● What you have to do: The answer must be an exact copy of every record below.

[Items from a dataset]
+++

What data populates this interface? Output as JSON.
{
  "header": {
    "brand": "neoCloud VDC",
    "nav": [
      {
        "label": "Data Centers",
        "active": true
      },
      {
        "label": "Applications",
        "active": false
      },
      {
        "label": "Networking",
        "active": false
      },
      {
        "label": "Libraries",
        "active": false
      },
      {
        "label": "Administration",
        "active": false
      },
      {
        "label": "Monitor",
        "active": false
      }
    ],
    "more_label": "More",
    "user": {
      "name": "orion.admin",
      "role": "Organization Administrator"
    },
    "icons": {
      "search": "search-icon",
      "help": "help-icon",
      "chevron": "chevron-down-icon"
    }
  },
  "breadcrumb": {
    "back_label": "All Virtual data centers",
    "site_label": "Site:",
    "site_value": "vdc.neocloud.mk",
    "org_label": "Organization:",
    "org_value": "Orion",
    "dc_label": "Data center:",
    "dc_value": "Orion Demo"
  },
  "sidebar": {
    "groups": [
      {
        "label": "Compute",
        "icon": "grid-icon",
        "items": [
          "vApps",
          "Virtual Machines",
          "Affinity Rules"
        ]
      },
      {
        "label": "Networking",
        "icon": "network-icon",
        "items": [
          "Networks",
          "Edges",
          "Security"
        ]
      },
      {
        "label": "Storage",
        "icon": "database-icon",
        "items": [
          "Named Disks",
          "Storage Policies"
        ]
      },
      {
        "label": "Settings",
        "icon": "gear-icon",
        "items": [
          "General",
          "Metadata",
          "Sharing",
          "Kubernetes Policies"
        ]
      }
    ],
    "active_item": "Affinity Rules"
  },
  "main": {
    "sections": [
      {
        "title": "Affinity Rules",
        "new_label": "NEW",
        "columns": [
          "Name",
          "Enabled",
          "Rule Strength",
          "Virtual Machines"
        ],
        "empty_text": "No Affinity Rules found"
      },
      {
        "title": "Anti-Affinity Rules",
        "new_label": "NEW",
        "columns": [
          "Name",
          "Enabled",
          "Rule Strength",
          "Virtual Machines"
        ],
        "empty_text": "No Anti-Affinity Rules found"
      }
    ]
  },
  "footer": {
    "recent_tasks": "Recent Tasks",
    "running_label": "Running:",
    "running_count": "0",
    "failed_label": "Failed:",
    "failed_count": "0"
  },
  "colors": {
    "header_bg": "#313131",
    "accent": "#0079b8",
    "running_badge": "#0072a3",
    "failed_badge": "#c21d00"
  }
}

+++

● Result below:
What data populates this interface? Output as JSON.
{
  "header": {
    "brand": "neoCloud VDC",
    "nav": [
      {
        "label": "Data Centers",
        "active": true
      },
      {
        "label": "Applications",
        "active": false
      },
      {
        "label": "Networking",
        "active": false
      },
      {
        "label": "Libraries",
        "active": false
      },
      {
        "label": "Administration",
        "active": false
      },
      {
        "label": "Monitor",
        "active": false
      }
    ],
    "more_label": "More",
    "user": {
      "name": "orion.admin",
      "role": "Organization Administrator"
    },
    "icons": {
      "search": "search-icon",
      "help": "help-icon",
      "chevron": "chevron-down-icon"
    }
  },
  "breadcrumb": {
    "back_label": "All Virtual data centers",
    "site_label": "Site:",
    "site_value": "vdc.neocloud.mk",
    "org_label": "Organization:",
    "org_value": "Orion",
    "dc_label": "Data center:",
    "dc_value": "Orion Demo"
  },
  "sidebar": {
    "groups": [
      {
        "label": "Compute",
        "icon": "grid-icon",
        "items": [
          "vApps",
          "Virtual Machines",
          "Affinity Rules"
        ]
      },
      {
        "label": "Networking",
        "icon": "network-icon",
        "items": [
          "Networks",
          "Edges",
          "Security"
        ]
      },
      {
        "label": "Storage",
        "icon": "database-icon",
        "items": [
          "Named Disks",
          "Storage Policies"
        ]
      },
      {
        "label": "Settings",
        "icon": "gear-icon",
        "items": [
          "General",
          "Metadata",
          "Sharing",
          "Kubernetes Policies"
        ]
      }
    ],
    "active_item": "Affinity Rules"
  },
  "main": {
    "sections": [
      {
        "title": "Affinity Rules",
        "new_label": "NEW",
        "columns": [
          "Name",
          "Enabled",
          "Rule Strength",
          "Virtual Machines"
        ],
        "empty_text": "No Affinity Rules found"
      },
      {
        "title": "Anti-Affinity Rules",
        "new_label": "NEW",
        "columns": [
          "Name",
          "Enabled",
          "Rule Strength",
          "Virtual Machines"
        ],
        "empty_text": "No Anti-Affinity Rules found"
      }
    ]
  },
  "footer": {
    "recent_tasks": "Recent Tasks",
    "running_label": "Running:",
    "running_count": "0",
    "failed_label": "Failed:",
    "failed_count": "0"
  },
  "colors": {
    "header_bg": "#313131",
    "accent": "#0079b8",
    "running_badge": "#0072a3",
    "failed_badge": "#c21d00"
  }
}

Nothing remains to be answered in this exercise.